In January, then-UAW President Dennis Williams said in a letter addressed to union members: “There is simply no truth to the claim that this misconduct compromised the negotiation of our collective bargaining agreement or had any impact on union funds.”

Even if the workers had properly claimed a breach of the collective bargaining agreement, the union argued the workers have failed to articulate the effects of the alleged breach.

The court ruled that the workers’ claim failed to specify harmful effects resulting from the collusion.

“Based on this authority, it appears there is some precedent for providing relief in the form of union dues, if such dues were used for purposes outside of the collective bargaining process or labor disputes,” the judge wrote. “However… [the] complaint stops short of making this allegation.”

The workers argue that discovery “will likely” reveal more information.

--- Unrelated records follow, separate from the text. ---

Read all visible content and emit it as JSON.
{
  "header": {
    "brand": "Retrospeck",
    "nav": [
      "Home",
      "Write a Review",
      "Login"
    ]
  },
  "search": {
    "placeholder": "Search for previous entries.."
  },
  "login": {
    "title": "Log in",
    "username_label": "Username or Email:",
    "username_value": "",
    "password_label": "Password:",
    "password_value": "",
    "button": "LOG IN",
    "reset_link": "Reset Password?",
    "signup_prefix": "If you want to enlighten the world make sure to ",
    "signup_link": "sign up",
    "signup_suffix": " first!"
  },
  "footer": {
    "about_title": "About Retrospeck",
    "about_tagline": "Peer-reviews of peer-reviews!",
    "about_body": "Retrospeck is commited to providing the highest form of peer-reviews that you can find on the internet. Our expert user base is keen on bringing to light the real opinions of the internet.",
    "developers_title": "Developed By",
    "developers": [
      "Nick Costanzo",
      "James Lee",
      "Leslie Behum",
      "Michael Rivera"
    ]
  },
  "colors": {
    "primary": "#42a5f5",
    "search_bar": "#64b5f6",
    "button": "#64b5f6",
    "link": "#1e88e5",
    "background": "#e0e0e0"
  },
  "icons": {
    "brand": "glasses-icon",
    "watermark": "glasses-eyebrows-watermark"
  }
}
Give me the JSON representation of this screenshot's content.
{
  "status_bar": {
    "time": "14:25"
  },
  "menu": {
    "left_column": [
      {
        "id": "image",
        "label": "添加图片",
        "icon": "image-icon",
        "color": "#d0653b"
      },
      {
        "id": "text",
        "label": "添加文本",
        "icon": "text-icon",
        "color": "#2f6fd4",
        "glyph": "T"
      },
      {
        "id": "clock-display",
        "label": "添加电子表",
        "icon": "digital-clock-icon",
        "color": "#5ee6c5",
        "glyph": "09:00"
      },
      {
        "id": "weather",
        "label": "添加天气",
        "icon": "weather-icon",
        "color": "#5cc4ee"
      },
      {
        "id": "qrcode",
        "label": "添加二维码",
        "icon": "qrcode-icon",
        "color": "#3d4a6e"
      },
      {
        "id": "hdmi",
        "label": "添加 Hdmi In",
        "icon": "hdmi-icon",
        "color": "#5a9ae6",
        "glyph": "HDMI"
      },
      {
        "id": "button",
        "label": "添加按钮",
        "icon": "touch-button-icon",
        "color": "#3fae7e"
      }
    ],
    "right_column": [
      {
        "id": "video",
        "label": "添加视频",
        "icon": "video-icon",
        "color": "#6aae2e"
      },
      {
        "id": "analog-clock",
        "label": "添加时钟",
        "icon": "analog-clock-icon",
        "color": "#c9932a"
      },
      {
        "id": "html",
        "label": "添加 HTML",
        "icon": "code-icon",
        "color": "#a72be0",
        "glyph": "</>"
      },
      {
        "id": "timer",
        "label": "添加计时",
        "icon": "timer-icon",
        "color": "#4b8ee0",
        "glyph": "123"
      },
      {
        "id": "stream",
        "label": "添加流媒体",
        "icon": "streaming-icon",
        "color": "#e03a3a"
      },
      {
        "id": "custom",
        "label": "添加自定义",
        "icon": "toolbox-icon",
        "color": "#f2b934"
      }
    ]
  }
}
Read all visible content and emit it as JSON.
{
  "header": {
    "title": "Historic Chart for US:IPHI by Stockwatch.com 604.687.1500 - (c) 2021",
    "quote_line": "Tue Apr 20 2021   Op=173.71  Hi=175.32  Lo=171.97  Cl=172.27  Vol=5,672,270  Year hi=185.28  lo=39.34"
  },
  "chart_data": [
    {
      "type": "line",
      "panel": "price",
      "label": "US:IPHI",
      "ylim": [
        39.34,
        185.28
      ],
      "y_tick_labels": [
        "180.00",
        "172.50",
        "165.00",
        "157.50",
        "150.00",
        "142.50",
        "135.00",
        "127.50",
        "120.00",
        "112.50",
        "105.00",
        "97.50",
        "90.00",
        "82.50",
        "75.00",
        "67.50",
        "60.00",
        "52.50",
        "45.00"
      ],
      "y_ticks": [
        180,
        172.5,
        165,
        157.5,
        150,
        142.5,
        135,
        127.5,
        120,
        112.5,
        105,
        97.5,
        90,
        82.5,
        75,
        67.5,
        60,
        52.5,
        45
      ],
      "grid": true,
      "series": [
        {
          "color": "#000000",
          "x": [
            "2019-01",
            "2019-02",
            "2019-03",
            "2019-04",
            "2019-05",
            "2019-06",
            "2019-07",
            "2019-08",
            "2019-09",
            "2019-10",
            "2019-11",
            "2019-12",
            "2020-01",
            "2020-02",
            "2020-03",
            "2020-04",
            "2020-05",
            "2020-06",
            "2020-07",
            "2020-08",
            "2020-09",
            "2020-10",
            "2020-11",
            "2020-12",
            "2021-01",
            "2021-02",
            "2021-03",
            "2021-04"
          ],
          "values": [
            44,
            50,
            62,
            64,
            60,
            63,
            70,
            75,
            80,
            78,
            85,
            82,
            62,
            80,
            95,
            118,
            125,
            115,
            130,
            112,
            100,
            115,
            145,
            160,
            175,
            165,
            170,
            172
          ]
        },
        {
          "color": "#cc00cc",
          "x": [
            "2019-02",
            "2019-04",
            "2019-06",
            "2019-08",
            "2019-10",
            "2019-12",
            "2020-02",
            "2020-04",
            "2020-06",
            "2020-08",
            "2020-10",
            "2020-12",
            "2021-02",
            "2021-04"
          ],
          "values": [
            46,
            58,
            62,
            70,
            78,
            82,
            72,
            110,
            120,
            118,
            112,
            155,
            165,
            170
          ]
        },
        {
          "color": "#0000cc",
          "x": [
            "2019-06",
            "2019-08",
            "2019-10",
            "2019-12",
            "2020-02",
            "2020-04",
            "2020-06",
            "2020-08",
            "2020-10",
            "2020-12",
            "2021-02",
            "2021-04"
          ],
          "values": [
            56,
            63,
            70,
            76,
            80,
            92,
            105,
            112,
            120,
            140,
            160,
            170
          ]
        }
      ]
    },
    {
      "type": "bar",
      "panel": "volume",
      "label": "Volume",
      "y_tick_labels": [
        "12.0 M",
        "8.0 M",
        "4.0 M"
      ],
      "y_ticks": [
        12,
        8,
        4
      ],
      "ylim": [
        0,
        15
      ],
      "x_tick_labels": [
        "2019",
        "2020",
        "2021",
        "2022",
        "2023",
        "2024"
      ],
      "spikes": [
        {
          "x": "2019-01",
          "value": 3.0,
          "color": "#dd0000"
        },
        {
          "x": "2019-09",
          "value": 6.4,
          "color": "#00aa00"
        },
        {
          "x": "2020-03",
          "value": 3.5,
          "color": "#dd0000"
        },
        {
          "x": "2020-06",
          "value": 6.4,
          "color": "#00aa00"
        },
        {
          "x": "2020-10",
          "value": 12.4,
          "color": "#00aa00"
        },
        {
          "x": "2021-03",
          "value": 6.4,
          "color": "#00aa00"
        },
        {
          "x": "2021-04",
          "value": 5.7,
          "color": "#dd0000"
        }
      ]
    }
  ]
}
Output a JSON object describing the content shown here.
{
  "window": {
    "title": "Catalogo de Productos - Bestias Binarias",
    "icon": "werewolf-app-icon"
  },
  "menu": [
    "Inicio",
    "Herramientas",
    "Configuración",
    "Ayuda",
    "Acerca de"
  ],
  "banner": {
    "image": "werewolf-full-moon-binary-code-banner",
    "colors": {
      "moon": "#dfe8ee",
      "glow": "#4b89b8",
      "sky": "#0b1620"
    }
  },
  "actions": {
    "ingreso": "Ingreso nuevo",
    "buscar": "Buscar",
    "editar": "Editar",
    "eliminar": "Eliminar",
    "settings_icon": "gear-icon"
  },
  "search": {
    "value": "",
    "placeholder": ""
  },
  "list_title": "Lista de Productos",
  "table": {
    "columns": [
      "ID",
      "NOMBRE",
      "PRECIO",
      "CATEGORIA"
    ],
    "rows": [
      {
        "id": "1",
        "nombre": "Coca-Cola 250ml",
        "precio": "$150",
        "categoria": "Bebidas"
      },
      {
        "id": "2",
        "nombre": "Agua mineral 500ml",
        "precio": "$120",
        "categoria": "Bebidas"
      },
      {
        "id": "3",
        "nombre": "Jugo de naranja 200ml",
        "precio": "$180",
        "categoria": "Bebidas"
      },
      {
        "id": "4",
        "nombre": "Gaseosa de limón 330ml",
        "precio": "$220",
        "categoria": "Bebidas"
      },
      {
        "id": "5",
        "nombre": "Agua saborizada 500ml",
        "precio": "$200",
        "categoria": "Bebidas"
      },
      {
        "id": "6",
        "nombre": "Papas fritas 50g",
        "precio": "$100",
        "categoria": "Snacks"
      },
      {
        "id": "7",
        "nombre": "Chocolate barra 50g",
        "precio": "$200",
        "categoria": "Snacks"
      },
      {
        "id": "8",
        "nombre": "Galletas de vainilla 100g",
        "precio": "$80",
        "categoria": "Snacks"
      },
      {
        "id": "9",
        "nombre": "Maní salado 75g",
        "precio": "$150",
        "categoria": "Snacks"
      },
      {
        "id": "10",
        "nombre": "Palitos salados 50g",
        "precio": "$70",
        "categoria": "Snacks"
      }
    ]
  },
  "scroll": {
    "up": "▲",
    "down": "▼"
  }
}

However, a party cannot use the discovery process to acquire “the very facts needed to file a suit,” the court ruling said.

In the latest turn of the UAW-FCA scandal, ex-FCA labor relations chief Alphons Iacobelli was sentenced last week to 66 months in federal prison for tax evasion for his part in the scheme to gain advantages in contract agreements.

“There are many layers of checks and balances in our contract negotiations and ratification, including membership voting,” the union said in a statement after the sentencing, “and we are confident the terms of our UAW contracts were not impacted by Iacobelli’ s fraudulent conduct at the NTC.”

The Detroit Bureau website reported on the suit’s dismissal on Thursday.